- 2011: Steps towards closing the Medicare “donut hole”
- 2014: Insurers can no longer refuse to sell or renew your policy because of your diabetes, your age, or your gender Insurers can no longer charge you a higher rate because of your diabetes, your age, or your gender
How do I find information about insurance plans that are available to me?
The law requires that the federal government create a website where individuals and businesses can obtain information about the insurance coverage options that may be available to them in their state. The new Health Care Webportal can be found at www.healthcare.gov.
How do I join the Pre-Existing Condition Insurance Plan?
If you have been continually uninsured for at least six months because of your diabetes, you can apply for insurance through the Pre-Existing Condition Insurance Plan (PCIP). Visit www.pcip.gov or call 1-866-717-5826 to apply.
Is the Pre-Existing Condition Insurance Plan available to me if my state has a high risk pool?
PCIP will be available in every state, but the program may vary depending on the state. Currently, many states run programs, often called “high risk pools,” to offer insurance for those with pre-existing conditions. To build on what states are already doing, states can either run a new program with resources from the Affordable Care Act or rely on the U.S. Department of Health and Human Services to provide coverage.
To learn about how PCIP works in your state, visit http://www.pcip.gov/StatePlans.html
What happens next?
It will take some time for all the provisions of the new law to go into effect, and during that time, the federal government will be working out all the details surrounding the implementation of health reform by developing regulations. In the meantime, if you do not currently have health insurance, you should visit the web portal at www.healthcare.gov to examine your options.
What role did the American Diabetes Association play in enacting the new law?

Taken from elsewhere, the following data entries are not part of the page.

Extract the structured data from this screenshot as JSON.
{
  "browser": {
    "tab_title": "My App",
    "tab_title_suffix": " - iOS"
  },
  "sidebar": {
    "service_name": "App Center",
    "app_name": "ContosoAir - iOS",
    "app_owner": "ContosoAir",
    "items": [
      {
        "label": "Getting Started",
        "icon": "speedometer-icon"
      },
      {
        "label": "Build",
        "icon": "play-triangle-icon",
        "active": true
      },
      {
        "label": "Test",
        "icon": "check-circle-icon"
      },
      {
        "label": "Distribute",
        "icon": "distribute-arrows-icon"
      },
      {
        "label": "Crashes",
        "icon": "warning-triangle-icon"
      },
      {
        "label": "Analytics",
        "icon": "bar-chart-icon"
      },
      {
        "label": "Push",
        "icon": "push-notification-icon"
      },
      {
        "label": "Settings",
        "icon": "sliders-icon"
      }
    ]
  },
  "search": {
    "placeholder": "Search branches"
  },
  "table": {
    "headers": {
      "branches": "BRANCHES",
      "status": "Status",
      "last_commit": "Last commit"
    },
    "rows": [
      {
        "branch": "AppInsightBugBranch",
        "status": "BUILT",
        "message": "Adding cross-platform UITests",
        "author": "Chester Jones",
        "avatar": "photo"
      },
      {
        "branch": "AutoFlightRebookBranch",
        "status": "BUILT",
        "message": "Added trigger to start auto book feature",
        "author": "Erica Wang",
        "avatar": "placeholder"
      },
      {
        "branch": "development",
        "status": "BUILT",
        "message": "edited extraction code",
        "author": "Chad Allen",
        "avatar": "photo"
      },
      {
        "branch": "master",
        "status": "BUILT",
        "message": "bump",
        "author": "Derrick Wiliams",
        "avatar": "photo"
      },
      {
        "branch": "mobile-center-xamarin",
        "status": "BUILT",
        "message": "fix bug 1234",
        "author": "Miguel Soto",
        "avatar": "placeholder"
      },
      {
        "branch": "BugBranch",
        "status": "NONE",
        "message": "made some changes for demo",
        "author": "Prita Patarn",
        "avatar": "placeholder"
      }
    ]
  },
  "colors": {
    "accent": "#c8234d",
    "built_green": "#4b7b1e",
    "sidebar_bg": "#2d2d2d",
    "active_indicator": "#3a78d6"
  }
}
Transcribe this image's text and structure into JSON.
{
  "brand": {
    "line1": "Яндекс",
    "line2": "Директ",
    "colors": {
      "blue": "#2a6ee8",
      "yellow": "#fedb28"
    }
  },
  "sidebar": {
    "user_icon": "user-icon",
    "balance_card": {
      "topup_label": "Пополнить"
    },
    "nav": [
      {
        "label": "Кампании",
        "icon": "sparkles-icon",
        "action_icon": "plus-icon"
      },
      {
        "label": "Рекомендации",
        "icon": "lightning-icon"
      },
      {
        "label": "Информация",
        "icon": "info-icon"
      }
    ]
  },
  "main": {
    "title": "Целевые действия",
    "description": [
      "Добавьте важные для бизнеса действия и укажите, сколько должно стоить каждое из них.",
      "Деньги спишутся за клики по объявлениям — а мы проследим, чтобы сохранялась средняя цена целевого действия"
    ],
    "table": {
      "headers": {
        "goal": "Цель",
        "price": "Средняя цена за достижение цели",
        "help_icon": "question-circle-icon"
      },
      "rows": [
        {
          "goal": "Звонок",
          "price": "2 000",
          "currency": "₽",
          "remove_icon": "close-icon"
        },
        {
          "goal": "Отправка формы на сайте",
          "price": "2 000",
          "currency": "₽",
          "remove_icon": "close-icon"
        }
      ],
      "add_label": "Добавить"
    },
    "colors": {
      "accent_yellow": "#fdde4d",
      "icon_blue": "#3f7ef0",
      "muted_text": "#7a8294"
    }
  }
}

Throughout the health care reform debate, the American Diabetes Association fought hard to ensure that reform benefited the nearly 24 million people with diabetes and the 57 more with prediabetes. We collected stories from people with diabetes who have suffered because they did not have access to affordable health care. We met with legislators to make sure those stories were heard, and we worked with congressional staff to ensure that the smallest of details in the thousand-page bills would protect and not harm people with and at-risk for diabetes. Diabetes advocates from around the country visited with their elected officials to share their stories about how important it was for Congress to end the discrimination that prevented people with diabetes from protecting their health.
Where can I find more information about the new law and about health insurance?
For more information about the new law, see our fact sheet “Health Care Reform and People with and At-risk for Diabetes”. (http://main.diabetes.org/site/DocServer/HCR_People_with_Diabetes.pdf?docID=49641) and a September 2010 Diabetes Forecast article “Health Care Reform: What to Expect from the New Law” (http://forecast.diabetes.org/magazine/features/health-care-reform)
For background on health reform generally, visit a special section of our website called “Health Care Reform NOW!” (http://advocacy.diabetes.org/site/PageServer?pagename=diabetes_health_care_reform_now)
The American Diabetes Association has resources on health insurance that may help answer your questions about the complex web that is health insurance. Visit these links for more information:
- Health Insurance Options
- Separating Myth from Fact: The Truth about Diabetes and Health Care Reform
If you need more help with Social Security Disability, Call toll free at 1-800-481-0302. You can also visit our website.